- **TASK GOAL**
Pick out every line of the entries below where "mnemonic" occurs, and copy those lines.

━━━━━ RECORDS PROVIDED

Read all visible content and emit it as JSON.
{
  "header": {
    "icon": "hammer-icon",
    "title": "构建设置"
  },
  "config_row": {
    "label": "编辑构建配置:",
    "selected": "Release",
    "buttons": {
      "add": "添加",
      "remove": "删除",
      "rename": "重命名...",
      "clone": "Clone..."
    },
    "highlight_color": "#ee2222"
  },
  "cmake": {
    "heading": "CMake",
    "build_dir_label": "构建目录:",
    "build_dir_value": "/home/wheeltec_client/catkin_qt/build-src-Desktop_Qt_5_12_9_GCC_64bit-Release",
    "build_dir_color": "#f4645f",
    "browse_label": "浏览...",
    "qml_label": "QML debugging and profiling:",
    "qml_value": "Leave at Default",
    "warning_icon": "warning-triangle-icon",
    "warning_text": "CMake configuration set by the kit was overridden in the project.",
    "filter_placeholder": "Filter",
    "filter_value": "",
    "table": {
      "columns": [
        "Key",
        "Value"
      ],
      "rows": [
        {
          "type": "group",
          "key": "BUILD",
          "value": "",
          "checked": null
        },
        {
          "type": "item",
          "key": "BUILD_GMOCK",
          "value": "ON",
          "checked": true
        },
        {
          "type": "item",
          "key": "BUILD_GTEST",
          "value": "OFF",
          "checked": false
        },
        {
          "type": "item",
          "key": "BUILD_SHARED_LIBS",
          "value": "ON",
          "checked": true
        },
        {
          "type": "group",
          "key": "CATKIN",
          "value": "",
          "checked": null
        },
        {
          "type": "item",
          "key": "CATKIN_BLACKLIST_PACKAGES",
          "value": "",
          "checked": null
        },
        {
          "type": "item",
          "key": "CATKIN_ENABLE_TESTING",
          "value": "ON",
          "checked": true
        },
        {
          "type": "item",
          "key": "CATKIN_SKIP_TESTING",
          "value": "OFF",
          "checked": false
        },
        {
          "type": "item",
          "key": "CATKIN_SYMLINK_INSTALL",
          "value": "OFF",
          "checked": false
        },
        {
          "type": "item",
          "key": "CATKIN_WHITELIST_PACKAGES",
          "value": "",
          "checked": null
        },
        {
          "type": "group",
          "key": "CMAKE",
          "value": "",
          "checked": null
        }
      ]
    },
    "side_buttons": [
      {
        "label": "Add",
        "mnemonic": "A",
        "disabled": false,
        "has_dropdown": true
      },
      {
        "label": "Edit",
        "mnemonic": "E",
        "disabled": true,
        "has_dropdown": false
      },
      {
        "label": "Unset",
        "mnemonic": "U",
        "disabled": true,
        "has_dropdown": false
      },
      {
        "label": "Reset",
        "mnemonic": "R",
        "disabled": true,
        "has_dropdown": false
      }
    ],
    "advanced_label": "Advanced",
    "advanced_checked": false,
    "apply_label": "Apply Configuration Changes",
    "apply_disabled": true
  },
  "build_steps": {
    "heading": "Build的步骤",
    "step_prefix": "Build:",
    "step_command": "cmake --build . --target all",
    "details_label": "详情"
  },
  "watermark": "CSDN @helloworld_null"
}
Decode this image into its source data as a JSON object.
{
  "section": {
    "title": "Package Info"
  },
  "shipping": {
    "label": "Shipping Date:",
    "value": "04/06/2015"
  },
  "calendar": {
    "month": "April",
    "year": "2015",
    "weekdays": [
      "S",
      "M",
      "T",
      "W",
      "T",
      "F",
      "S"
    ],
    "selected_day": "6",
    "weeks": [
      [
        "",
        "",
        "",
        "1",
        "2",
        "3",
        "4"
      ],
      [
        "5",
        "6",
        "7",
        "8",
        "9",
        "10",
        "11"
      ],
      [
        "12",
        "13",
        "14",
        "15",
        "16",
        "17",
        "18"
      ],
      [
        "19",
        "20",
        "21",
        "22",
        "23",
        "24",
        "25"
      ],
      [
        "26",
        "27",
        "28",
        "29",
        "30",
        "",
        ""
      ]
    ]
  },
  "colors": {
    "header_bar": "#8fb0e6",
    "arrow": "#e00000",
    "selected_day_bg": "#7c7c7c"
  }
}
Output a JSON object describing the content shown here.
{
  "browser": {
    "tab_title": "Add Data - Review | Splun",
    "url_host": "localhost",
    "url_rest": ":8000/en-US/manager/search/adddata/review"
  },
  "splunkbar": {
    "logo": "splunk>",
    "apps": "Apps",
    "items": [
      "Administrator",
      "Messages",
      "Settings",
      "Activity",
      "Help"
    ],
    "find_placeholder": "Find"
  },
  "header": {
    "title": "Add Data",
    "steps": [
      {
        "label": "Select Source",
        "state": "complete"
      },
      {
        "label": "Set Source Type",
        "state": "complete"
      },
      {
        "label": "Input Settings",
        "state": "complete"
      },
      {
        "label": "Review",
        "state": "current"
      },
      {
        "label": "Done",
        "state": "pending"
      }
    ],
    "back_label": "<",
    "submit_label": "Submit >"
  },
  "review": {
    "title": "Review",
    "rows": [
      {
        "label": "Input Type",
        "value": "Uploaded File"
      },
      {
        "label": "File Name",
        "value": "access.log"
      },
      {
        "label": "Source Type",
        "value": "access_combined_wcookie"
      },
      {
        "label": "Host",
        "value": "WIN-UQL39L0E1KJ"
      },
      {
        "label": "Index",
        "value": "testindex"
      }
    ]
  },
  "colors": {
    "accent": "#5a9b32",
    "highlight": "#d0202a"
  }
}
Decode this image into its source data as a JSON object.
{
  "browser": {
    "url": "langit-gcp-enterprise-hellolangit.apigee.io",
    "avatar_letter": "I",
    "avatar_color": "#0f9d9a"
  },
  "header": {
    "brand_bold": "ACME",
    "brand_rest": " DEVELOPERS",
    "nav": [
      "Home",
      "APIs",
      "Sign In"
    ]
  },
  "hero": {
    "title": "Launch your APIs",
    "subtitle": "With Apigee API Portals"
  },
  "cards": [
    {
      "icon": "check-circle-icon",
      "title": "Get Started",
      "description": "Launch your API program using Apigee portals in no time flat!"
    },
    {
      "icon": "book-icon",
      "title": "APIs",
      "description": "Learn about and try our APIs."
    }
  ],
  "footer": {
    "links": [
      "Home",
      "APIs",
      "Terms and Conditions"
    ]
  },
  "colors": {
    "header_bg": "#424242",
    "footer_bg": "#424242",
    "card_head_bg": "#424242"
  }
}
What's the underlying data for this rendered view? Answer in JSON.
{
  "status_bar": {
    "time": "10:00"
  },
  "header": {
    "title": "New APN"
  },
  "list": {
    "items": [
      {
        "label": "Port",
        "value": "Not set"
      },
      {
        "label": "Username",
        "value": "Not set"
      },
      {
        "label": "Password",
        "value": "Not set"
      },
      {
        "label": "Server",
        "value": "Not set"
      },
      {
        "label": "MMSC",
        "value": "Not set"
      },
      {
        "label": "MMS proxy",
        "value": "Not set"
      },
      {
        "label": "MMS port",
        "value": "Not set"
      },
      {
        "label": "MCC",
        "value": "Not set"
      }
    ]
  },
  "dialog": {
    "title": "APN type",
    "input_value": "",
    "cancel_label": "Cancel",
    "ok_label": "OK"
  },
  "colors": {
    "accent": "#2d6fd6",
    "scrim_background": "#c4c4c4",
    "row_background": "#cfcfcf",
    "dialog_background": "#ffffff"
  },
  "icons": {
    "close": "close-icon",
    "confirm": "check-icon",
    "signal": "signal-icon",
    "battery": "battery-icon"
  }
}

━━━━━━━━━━

- **RESPONSE TO THIS EXERCISE**
        "mnemonic": "A",
        "mnemonic": "E",
        "mnemonic": "U",
        "mnemonic": "R",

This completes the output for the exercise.